▶ [EXERCISE OBJECTIVE]: Produce a copy of every line in the records that holds the string "skal".

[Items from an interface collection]
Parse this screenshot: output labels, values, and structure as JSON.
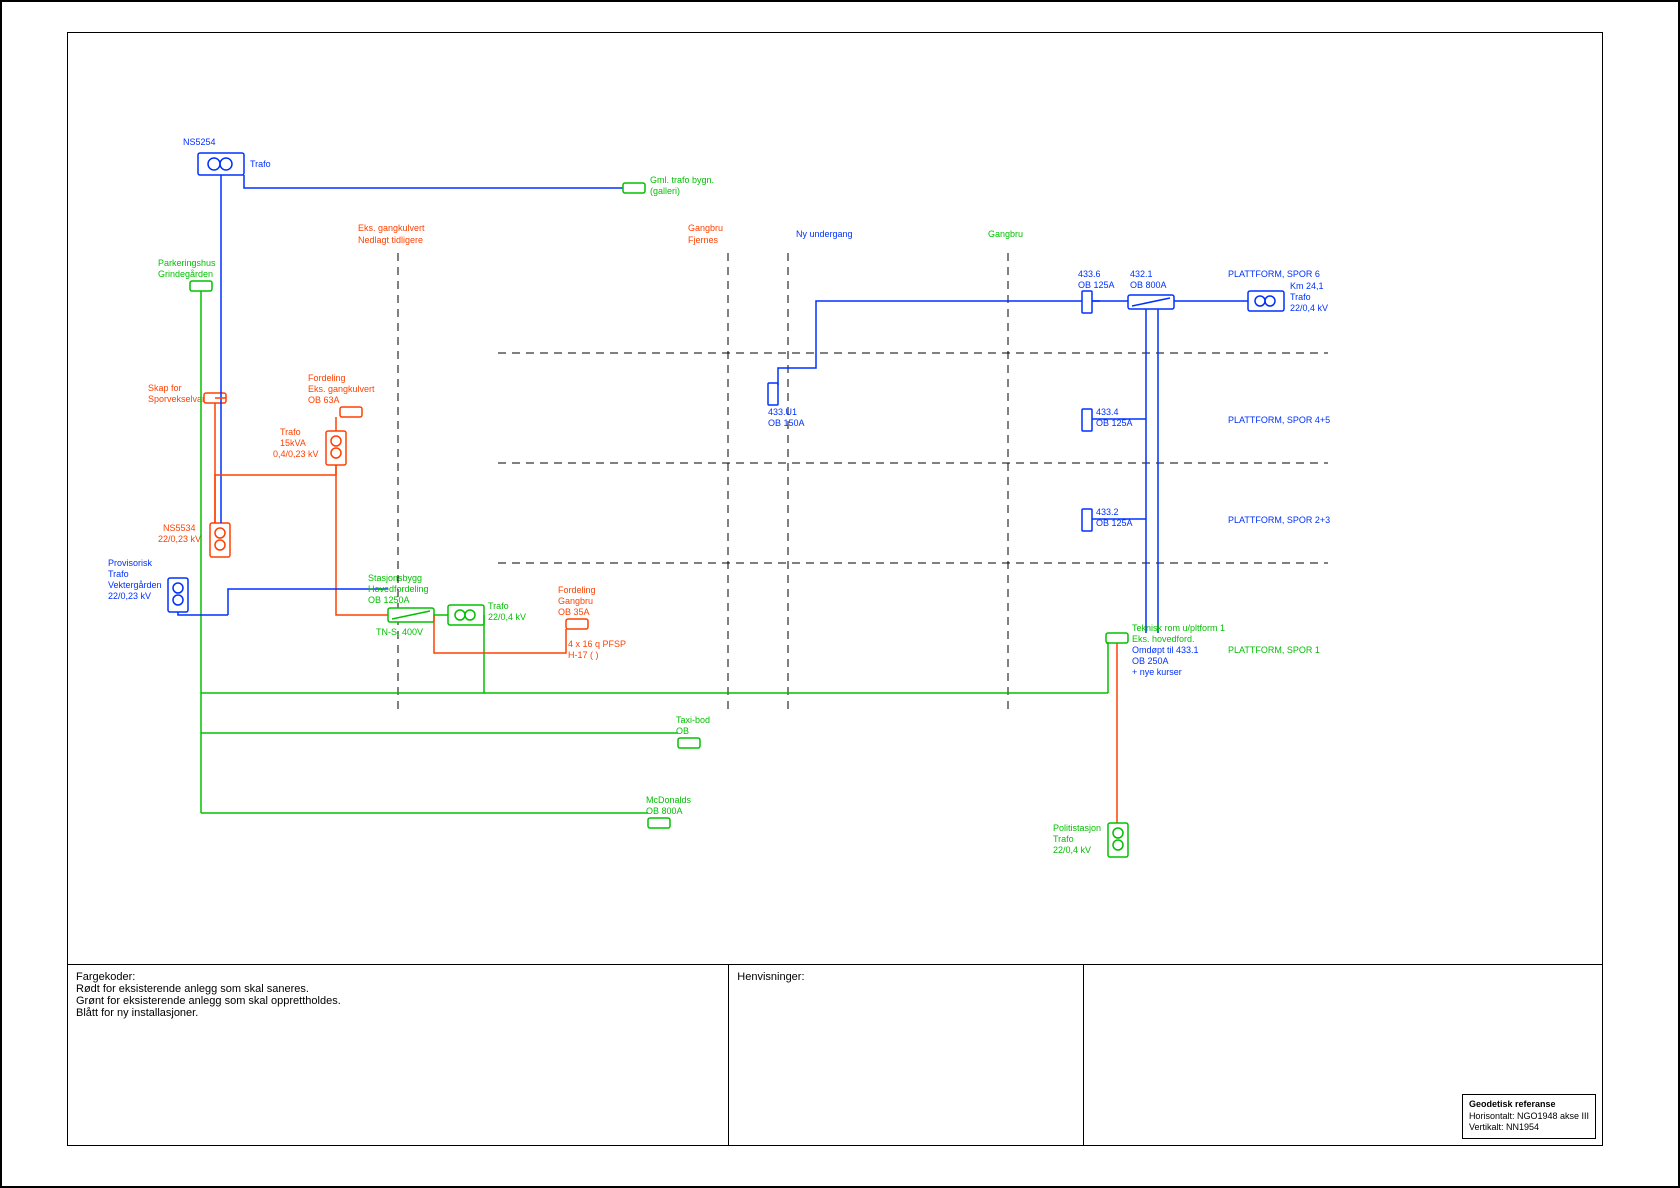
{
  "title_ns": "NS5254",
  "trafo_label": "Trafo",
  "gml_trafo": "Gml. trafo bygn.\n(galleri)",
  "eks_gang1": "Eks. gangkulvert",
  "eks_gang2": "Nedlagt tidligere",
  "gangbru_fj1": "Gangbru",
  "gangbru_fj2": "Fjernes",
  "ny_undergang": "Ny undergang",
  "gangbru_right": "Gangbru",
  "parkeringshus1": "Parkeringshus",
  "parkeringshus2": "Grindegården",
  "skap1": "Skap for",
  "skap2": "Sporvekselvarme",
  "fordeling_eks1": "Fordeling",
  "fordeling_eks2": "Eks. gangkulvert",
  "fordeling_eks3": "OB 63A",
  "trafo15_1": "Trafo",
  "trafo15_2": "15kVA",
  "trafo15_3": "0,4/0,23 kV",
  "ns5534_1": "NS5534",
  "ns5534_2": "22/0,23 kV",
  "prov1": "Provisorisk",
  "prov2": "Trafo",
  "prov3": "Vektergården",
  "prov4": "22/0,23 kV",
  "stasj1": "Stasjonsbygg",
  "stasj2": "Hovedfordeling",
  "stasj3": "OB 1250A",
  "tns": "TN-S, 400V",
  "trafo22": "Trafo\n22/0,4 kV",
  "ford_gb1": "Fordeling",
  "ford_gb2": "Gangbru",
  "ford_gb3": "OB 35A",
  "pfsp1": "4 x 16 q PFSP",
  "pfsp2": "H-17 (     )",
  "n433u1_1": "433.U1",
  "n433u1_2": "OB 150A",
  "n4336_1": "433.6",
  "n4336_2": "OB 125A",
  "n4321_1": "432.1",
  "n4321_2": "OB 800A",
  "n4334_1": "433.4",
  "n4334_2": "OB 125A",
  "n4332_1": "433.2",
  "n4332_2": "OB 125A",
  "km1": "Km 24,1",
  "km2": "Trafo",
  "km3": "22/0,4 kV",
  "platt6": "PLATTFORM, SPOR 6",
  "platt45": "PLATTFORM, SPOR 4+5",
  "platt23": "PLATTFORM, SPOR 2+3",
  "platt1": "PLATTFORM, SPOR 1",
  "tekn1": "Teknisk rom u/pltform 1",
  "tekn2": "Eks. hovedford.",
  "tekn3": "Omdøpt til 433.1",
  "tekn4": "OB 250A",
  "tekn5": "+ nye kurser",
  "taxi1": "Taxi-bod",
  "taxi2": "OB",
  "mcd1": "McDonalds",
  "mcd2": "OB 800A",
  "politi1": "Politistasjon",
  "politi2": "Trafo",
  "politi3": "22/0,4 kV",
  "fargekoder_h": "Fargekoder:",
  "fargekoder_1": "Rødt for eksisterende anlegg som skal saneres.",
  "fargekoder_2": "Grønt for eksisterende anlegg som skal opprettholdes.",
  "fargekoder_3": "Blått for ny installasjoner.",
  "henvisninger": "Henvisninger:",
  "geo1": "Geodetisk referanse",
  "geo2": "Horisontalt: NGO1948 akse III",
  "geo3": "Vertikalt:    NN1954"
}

▶ [ANSWER TO THE EXERCISE]:
  "fargekoder_1": "Rødt for eksisterende anlegg som skal saneres.",
  "fargekoder_2": "Grønt for eksisterende anlegg som skal opprettholdes.",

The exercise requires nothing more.